A bit later in the day, after a walk over to The Broad to feast on galleries of Warhol, Rauschenberg and Basquiat, we wandered over to Grand Central Market, bustling, noisy and exuberant, to meet up with Jen, the owner and guide extraordinaire of Handlebar Bike Tours. We had registered for Jen’s Pretty Gritty Arts District Tour. Jen led us at an easy pace through Downtown LA (or DTLA as it’s trendily branded) to the Arts District, a neighborhood reminiscent of so many urban neighborhoods where artists moved into cheap loft warehouse space, created collective galleries and art making spaces, and eventually high-end condos and fancy restaurants followed.

Manuela, the restaurant in the Hauser & Wirth gallery in the Arts District. Enrique Olvera, the celebrated Mexican chef, also has a restaurant in the Arts District called Damian.

But more than a tour of gentrification, the Pretty Gritty tour was a celebration of Los Angeles street art and the artists who make it. Jen was a fountain of knowledge about seemingly every mural on the walls of the Arts District, really bringing the art and the people alive for me. It seemed to be a place that had more or less made peace with guerrilleros artists, not totally taming them, not always celebrating them, but acknowledging the vibrancy they can bring to an urban neighborhood.

Me against a mural that needs no explanation. Wearing a shirt I bought in Oaxaca, one of my many Mexican purchases.
Malala and Basquiat.
La abuelita
One artist specializes in eyes
One artist specializes in these “typewritten” messages. This one speaks to me.

At the end of a long and satisfying day exploring downtown LA, we were not done eating. At the end of the bike ride, we stopped by La Tostaderia in the Grand Central Market for some killer octopus tacos and possibly the best guacamole I have ever eaten (or maybe I was just really hungry). Later that evening we walked from our hotel, the Hotel Checkers, to Woodspoon. Yeah, the walk is through a neighborhood that has seen some better days (though there is an Apple Store in an old theater) but then you arrive at a Brazilian bistro that makes you feel at home. This is not the Brazilian steakhouse scene of Fogo de Chao, this is Brazilian of the coast, of Salvador de Bahia, seafood and African-influenced dishes. We finished off the day with an exquisite moqueca, a spicy coconut-based seafood stew and a chicken-okra and polenta combo. We walked home with a new appreciation of Los Angeles, the one you can’t see from a car.

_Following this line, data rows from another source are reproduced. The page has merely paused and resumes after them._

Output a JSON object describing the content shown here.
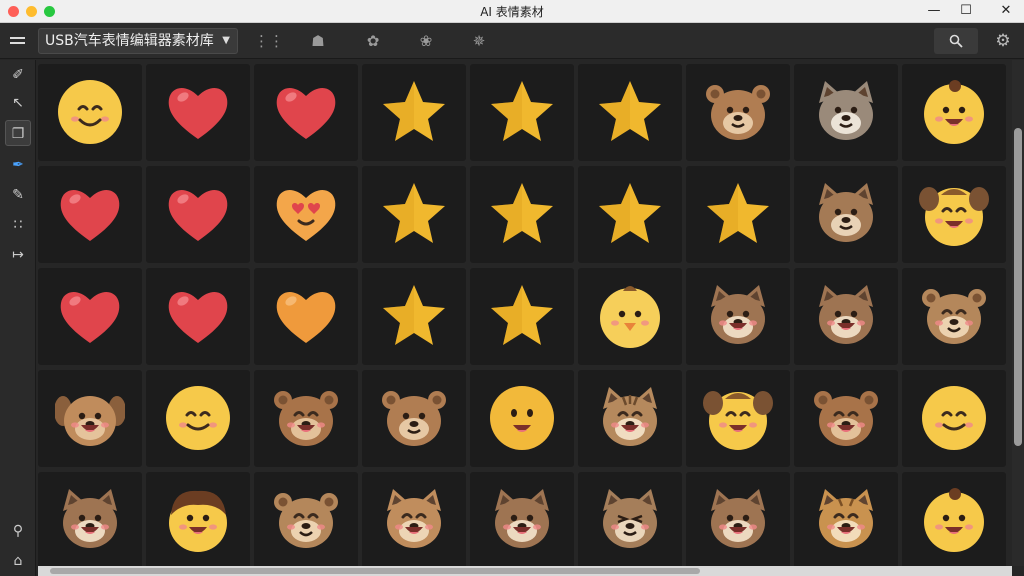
{
  "window": {
    "title": "AI 表情素材"
  },
  "toolbar": {
    "library_select": "USB汽车表情编辑器素材库",
    "tools": [
      "grid-icon",
      "bag-icon",
      "sprout-icon",
      "leaf-icon",
      "sparkle-icon"
    ],
    "search_icon": "search-icon",
    "settings_icon": "gear-icon"
  },
  "sidebar": {
    "tools": [
      "brush-icon",
      "cursor-icon",
      "new-frame-icon",
      "pen-icon",
      "pencil-icon",
      "scatter-icon",
      "crop-icon"
    ],
    "bottom": [
      "user-search-icon",
      "home-icon"
    ],
    "active_index": 2
  },
  "colors": {
    "heart": "#e0454c",
    "heart_highlight": "#f07a7f",
    "star": "#f0b82e",
    "star_shade": "#d99a1a",
    "smiley": "#f6c94a",
    "bear": "#b07d52",
    "cat": "#9a8a7a",
    "orange_heart": "#ef9a3c"
  },
  "grid": {
    "columns": 9,
    "rows": [
      [
        "smiley",
        "heart",
        "heart",
        "star",
        "star",
        "star",
        "bear",
        "wolf",
        "baby"
      ],
      [
        "heart",
        "heart",
        "heart-eyes",
        "star",
        "star",
        "star",
        "star",
        "fox",
        "puppy-smiley"
      ],
      [
        "heart",
        "heart",
        "orange-heart",
        "star",
        "star",
        "chick",
        "dog",
        "dog",
        "bear-squint"
      ],
      [
        "puppy",
        "smiley-blush",
        "bear-laugh",
        "bear",
        "smiley-open",
        "tabby",
        "puppy-smiley",
        "bear-laugh",
        "smiley-blush"
      ],
      [
        "dog",
        "boy",
        "bear-squint",
        "cat-laugh",
        "dog",
        "cat-squint",
        "dog",
        "tiger-laugh",
        "baby"
      ]
    ]
  }
}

Grand Central Market
Moqueca, my new favorite dish. Thank you Woodspoon!

11 Replies to “On My Feet in Downtown LA”

  1. So glad to read about the other parts of LA that I missed during my many visits to that complicated city. While I loved visiting the museums and the occasional restaurant, I was overwhelmed by the poverty and the growing tent city. Great to hear about the roots and enduring Mexican culture.


  2. I love reading your pieces, Sharon. Despite visiting family in the ‘valley’ a number of times, I don’t remember the last time I’d gone into downtown LA. This does make me want to return – and to Mexico! Hope to hike with you and Judy sometime before the winter!


Leave a Reply

Fill in your details below or click an icon to log in:

WordPress.com Logo

You are commenting using your WordPress.com account. Log Out /  Change )

Facebook photo

You are commenting using your Facebook account. Log Out /  Change )

Connecting to %s

%d bloggers like this: